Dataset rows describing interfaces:
▼▼▼

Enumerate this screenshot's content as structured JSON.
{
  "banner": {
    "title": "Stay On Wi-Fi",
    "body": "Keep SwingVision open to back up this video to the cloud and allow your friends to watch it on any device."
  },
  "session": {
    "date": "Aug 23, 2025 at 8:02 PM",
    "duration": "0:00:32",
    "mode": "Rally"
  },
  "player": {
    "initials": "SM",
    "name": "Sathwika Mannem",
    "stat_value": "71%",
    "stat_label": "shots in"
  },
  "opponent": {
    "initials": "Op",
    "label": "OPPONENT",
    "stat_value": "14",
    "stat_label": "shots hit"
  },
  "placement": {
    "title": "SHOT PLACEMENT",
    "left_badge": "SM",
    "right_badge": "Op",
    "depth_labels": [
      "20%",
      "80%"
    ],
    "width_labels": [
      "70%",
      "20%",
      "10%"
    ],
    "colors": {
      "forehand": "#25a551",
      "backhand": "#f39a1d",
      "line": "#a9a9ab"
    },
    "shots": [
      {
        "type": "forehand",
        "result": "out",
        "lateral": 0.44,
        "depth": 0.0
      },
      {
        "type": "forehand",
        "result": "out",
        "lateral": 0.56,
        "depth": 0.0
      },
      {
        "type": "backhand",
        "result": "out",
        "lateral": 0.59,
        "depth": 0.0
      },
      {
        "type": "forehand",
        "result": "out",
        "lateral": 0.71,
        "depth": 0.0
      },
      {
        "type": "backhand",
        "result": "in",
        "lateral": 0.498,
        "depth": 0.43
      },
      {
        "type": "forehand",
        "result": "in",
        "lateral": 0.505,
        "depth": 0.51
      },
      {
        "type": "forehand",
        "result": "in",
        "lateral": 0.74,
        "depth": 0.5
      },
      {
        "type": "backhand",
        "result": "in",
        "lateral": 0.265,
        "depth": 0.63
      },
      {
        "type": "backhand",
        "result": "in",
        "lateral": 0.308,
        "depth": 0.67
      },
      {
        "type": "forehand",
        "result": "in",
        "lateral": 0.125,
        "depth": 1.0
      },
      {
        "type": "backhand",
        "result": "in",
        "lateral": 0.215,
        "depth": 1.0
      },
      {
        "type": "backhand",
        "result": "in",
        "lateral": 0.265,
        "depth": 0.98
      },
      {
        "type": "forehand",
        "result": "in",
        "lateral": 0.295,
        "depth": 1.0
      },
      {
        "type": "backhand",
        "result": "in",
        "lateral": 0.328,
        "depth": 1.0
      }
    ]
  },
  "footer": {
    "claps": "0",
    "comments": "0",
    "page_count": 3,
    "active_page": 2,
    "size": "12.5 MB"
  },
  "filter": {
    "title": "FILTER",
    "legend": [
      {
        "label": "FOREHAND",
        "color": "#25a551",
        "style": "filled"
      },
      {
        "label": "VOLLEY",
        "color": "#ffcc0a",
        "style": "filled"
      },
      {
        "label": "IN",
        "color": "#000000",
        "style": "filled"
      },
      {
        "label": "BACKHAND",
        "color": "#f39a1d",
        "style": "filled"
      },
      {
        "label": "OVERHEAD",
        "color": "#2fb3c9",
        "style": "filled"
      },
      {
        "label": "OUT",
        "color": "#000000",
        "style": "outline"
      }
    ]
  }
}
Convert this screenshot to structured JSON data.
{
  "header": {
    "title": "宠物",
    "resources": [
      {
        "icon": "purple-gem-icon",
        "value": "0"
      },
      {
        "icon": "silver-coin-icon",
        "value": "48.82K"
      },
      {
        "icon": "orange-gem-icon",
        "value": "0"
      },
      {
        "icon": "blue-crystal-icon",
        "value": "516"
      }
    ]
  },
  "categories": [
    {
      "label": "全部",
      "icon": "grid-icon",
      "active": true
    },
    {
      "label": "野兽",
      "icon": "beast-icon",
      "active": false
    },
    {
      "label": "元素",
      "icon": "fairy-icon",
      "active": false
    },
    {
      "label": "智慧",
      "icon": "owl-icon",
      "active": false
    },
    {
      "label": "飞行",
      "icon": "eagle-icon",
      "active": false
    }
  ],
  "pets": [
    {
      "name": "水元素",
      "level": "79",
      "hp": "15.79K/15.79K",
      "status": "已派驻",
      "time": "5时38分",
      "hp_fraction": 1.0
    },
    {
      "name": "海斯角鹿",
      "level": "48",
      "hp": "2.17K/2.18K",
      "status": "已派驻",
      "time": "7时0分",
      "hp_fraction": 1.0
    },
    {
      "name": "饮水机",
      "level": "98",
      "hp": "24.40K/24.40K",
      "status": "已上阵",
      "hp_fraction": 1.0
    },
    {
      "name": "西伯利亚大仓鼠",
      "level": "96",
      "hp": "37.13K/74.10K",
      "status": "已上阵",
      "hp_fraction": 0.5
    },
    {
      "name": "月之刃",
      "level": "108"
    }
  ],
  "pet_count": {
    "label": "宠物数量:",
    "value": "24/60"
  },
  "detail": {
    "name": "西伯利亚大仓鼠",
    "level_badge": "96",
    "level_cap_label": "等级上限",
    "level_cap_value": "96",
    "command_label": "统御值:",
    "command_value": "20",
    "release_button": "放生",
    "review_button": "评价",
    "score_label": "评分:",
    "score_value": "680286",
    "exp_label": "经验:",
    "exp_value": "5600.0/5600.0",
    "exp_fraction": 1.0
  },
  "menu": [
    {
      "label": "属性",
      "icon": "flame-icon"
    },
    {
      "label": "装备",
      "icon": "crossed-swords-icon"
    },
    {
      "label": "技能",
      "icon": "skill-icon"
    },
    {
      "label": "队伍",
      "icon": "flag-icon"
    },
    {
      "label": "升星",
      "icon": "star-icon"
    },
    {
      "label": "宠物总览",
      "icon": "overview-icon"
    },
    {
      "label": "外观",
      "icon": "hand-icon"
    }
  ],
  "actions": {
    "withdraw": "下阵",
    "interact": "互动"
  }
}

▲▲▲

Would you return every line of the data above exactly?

Enumerate this screenshot's content as structured JSON.
{
  "banner": {
    "title": "Stay On Wi-Fi",
    "body": "Keep SwingVision open to back up this video to the cloud and allow your friends to watch it on any device."
  },
  "session": {
    "date": "Aug 23, 2025 at 8:02 PM",
    "duration": "0:00:32",
    "mode": "Rally"
  },
  "player": {
    "initials": "SM",
    "name": "Sathwika Mannem",
    "stat_value": "71%",
    "stat_label": "shots in"
  },
  "opponent": {
    "initials": "Op",
    "label": "OPPONENT",
    "stat_value": "14",
    "stat_label": "shots hit"
  },
  "placement": {
    "title": "SHOT PLACEMENT",
    "left_badge": "SM",
    "right_badge": "Op",
    "depth_labels": [
      "20%",
      "80%"
    ],
    "width_labels": [
      "70%",
      "20%",
      "10%"
    ],
    "colors": {
      "forehand": "#25a551",
      "backhand": "#f39a1d",
      "line": "#a9a9ab"
    },
    "shots": [
      {
        "type": "forehand",
        "result": "out",
        "lateral": 0.44,
        "depth": 0.0
      },
      {
        "type": "forehand",
        "result": "out",
        "lateral": 0.56,
        "depth": 0.0
      },
      {
        "type": "backhand",
        "result": "out",
        "lateral": 0.59,
        "depth": 0.0
      },
      {
        "type": "forehand",
        "result": "out",
        "lateral": 0.71,
        "depth": 0.0
      },
      {
        "type": "backhand",
        "result": "in",
        "lateral": 0.498,
        "depth": 0.43
      },
      {
        "type": "forehand",
        "result": "in",
        "lateral": 0.505,
        "depth": 0.51
      },
      {
        "type": "forehand",
        "result": "in",
        "lateral": 0.74,
        "depth": 0.5
      },
      {
        "type": "backhand",
        "result": "in",
        "lateral": 0.265,
        "depth": 0.63
      },
      {
        "type": "backhand",
        "result": "in",
        "lateral": 0.308,
        "depth": 0.67
      },
      {
        "type": "forehand",
        "result": "in",
        "lateral": 0.125,
        "depth": 1.0
      },
      {
        "type": "backhand",
        "result": "in",
        "lateral": 0.215,
        "depth": 1.0
      },
      {
        "type": "backhand",
        "result": "in",
        "lateral": 0.265,
        "depth": 0.98
      },
      {
        "type": "forehand",
        "result": "in",
        "lateral": 0.295,
        "depth": 1.0
      },
      {
        "type": "backhand",
        "result": "in",
        "lateral": 0.328,
        "depth": 1.0
      }
    ]
  },
  "footer": {
    "claps": "0",
    "comments": "0",
    "page_count": 3,
    "active_page": 2,
    "size": "12.5 MB"
  },
  "filter": {
    "title": "FILTER",
    "legend": [
      {
        "label": "FOREHAND",
        "color": "#25a551",
        "style": "filled"
      },
      {
        "label": "VOLLEY",
        "color": "#ffcc0a",
        "style": "filled"
      },
      {
        "label": "IN",
        "color": "#000000",
        "style": "filled"
      },
      {
        "label": "BACKHAND",
        "color": "#f39a1d",
        "style": "filled"
      },
      {
        "label": "OVERHEAD",
        "color": "#2fb3c9",
        "style": "filled"
      },
      {
        "label": "OUT",
        "color": "#000000",
        "style": "outline"
      }
    ]
  }
}
Convert this screenshot to structured JSON data.
{
  "header": {
    "title": "宠物",
    "resources": [
      {
        "icon": "purple-gem-icon",
        "value": "0"
      },
      {
        "icon": "silver-coin-icon",
        "value": "48.82K"
      },
      {
        "icon": "orange-gem-icon",
        "value": "0"
      },
      {
        "icon": "blue-crystal-icon",
        "value": "516"
      }
    ]
  },
  "categories": [
    {
      "label": "全部",
      "icon": "grid-icon",
      "active": true
    },
    {
      "label": "野兽",
      "icon": "beast-icon",
      "active": false
    },
    {
      "label": "元素",
      "icon": "fairy-icon",
      "active": false
    },
    {
      "label": "智慧",
      "icon": "owl-icon",
      "active": false
    },
    {
      "label": "飞行",
      "icon": "eagle-icon",
      "active": false
    }
  ],
  "pets": [
    {
      "name": "水元素",
      "level": "79",
      "hp": "15.79K/15.79K",
      "status": "已派驻",
      "time": "5时38分",
      "hp_fraction": 1.0
    },
    {
      "name": "海斯角鹿",
      "level": "48",
      "hp": "2.17K/2.18K",
      "status": "已派驻",
      "time": "7时0分",
      "hp_fraction": 1.0
    },
    {
      "name": "饮水机",
      "level": "98",
      "hp": "24.40K/24.40K",
      "status": "已上阵",
      "hp_fraction": 1.0
    },
    {
      "name": "西伯利亚大仓鼠",
      "level": "96",
      "hp": "37.13K/74.10K",
      "status": "已上阵",
      "hp_fraction": 0.5
    },
    {
      "name": "月之刃",
      "level": "108"
    }
  ],
  "pet_count": {
    "label": "宠物数量:",
    "value": "24/60"
  },
  "detail": {
    "name": "西伯利亚大仓鼠",
    "level_badge": "96",
    "level_cap_label": "等级上限",
    "level_cap_value": "96",
    "command_label": "统御值:",
    "command_value": "20",
    "release_button": "放生",
    "review_button": "评价",
    "score_label": "评分:",
    "score_value": "680286",
    "exp_label": "经验:",
    "exp_value": "5600.0/5600.0",
    "exp_fraction": 1.0
  },
  "menu": [
    {
      "label": "属性",
      "icon": "flame-icon"
    },
    {
      "label": "装备",
      "icon": "crossed-swords-icon"
    },
    {
      "label": "技能",
      "icon": "skill-icon"
    },
    {
      "label": "队伍",
      "icon": "flag-icon"
    },
    {
      "label": "升星",
      "icon": "star-icon"
    },
    {
      "label": "宠物总览",
      "icon": "overview-icon"
    },
    {
      "label": "外观",
      "icon": "hand-icon"
    }
  ],
  "actions": {
    "withdraw": "下阵",
    "interact": "互动"
  }
}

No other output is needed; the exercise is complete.